(Data Opens)
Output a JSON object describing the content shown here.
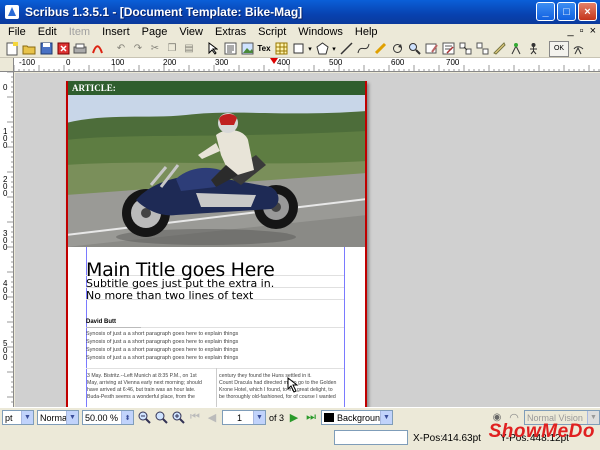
{
  "window": {
    "title": "Scribus 1.3.5.1 - [Document Template: Bike-Mag]",
    "buttons": [
      "_",
      "□",
      "×"
    ]
  },
  "menu": {
    "items": [
      "File",
      "Edit",
      "Item",
      "Insert",
      "Page",
      "View",
      "Extras",
      "Script",
      "Windows",
      "Help"
    ],
    "mdi": [
      "_",
      "▫",
      "×"
    ]
  },
  "toolbar": {
    "icons": [
      "new-icon",
      "open-icon",
      "save-icon",
      "close-icon",
      "print-icon",
      "pdf-icon",
      "undo-icon",
      "redo-icon",
      "cut-icon",
      "copy-icon",
      "paste-icon",
      "select-icon",
      "text-frame-icon",
      "image-frame-icon",
      "render-frame-icon",
      "table-icon",
      "shape-icon",
      "polygon-icon",
      "line-icon",
      "bezier-icon",
      "freehand-icon",
      "rotate-icon",
      "zoom-icon",
      "edit-content-icon",
      "edit-text-icon",
      "link-frames-icon",
      "unlink-frames-icon",
      "measure-icon",
      "copy-props-icon",
      "eyedropper-icon",
      "pdf-tools-icon"
    ],
    "tex_label": "Tex",
    "ok_label": "OK"
  },
  "ruler": {
    "h_numbers": [
      "-100",
      "0",
      "100",
      "200",
      "300",
      "400",
      "500",
      "600",
      "700"
    ],
    "v_numbers": [
      "0",
      "1\n0\n0",
      "2\n0\n0",
      "3\n0\n0",
      "4\n0\n0",
      "5\n0\n0"
    ]
  },
  "page": {
    "header": "ARTICLE:",
    "main_title": "Main Title goes Here",
    "subtitle_1": "Subtitle goes just put the extra in.",
    "subtitle_2": "No more than two lines of text",
    "author": "David Butt",
    "synopsis": [
      "Synosis of just a a short paragraph goes here to explain things",
      "Synosis of just a a short paragraph goes here to explain things",
      "Synosis of just a a short paragraph goes here to explain things",
      "Synosis of just a a short paragraph goes here to explain things"
    ],
    "col1": [
      "3 May. Bistritz.--Left Munich at 8:35 P.M., on 1st",
      "May, arriving at Vienna early next morning; should",
      "have arrived at 6:46, but train was an hour late.",
      "Buda-Pesth seems a wonderful place, from the"
    ],
    "col2": [
      "century they found the Huns settled in it.",
      "Count Dracula had directed me to go to the Golden",
      "Krone Hotel, which I found, to my great delight, to",
      "be thoroughly old-fashioned, for of course I wanted"
    ]
  },
  "statusbar": {
    "unit": "pt",
    "mode": "Normal",
    "zoom": "50.00 %",
    "page_num": "1",
    "page_of": "of 3",
    "layer": "Background",
    "vision": "Normal Vision"
  },
  "coords": {
    "x_label": "X-Pos:",
    "x_value": "414.63pt",
    "y_label": "Y-Pos:",
    "y_value": "448.12pt"
  },
  "watermark": "ShowMeDo",
  "colors": {
    "title_blue": "#0842b0",
    "header_green": "#2f5e2e",
    "page_border_red": "#c00000",
    "watermark_red": "#e02020"
  }
}
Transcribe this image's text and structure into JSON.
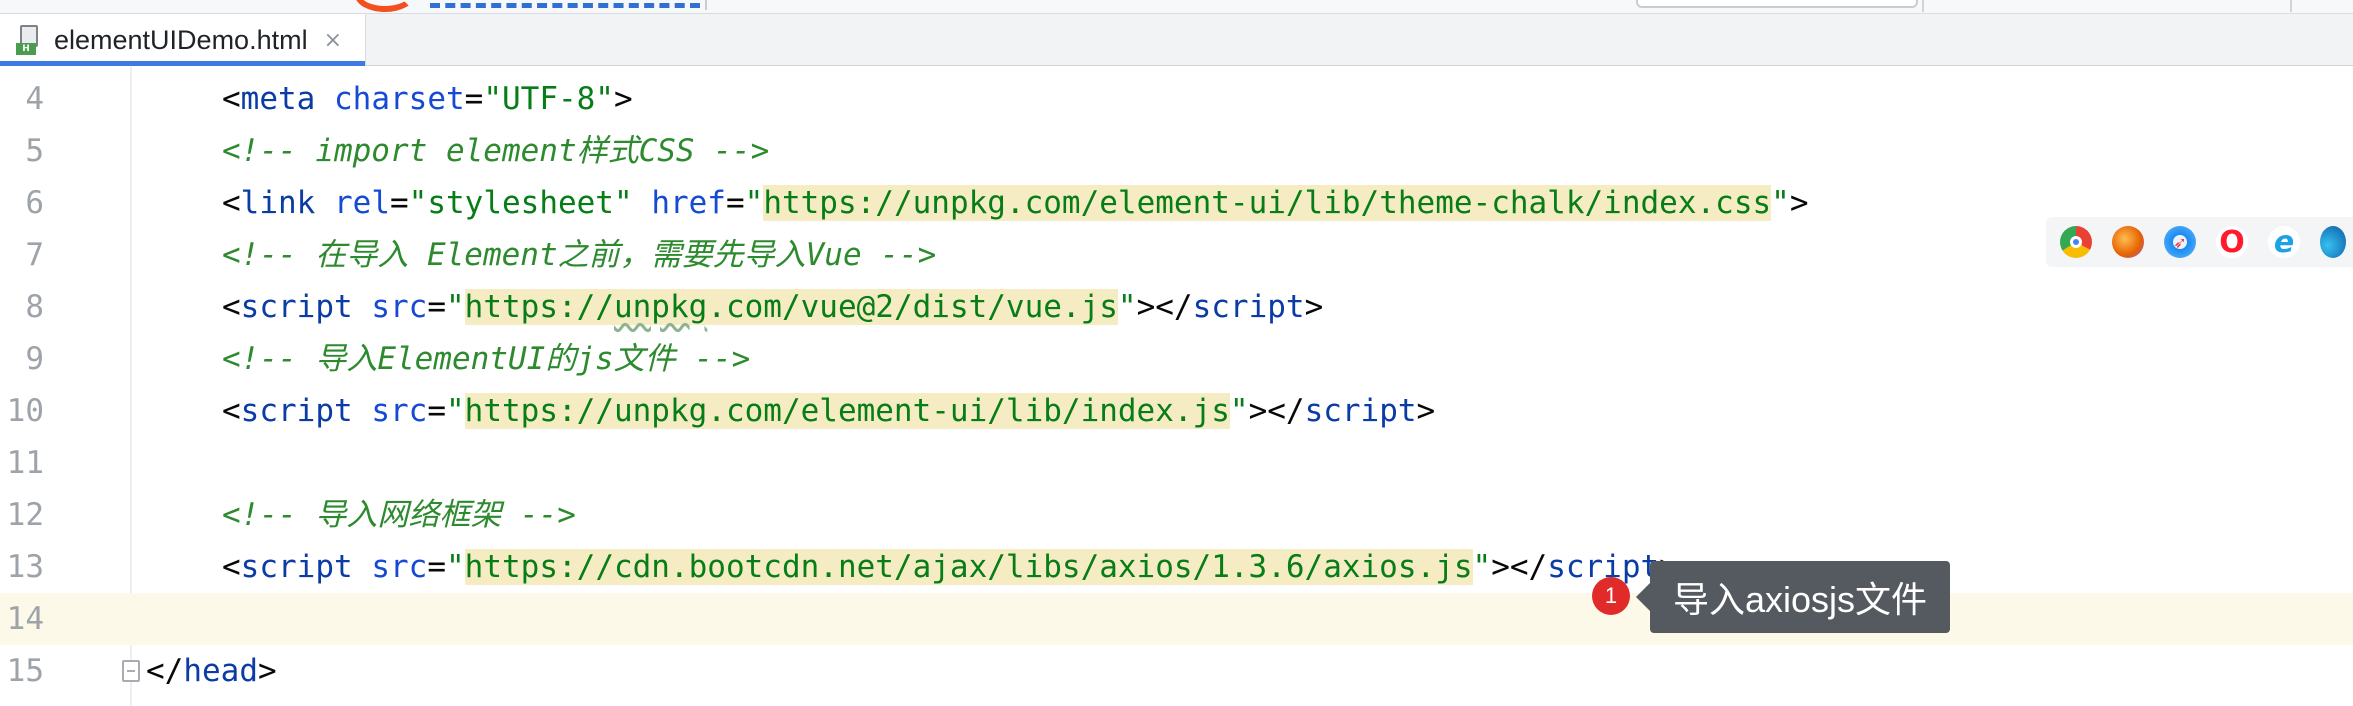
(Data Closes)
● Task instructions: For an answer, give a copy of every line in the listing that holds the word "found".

● Answer area:
      "century they found the Huns settled in it.",
      "Krone Hotel, which I found, to my great delight, to",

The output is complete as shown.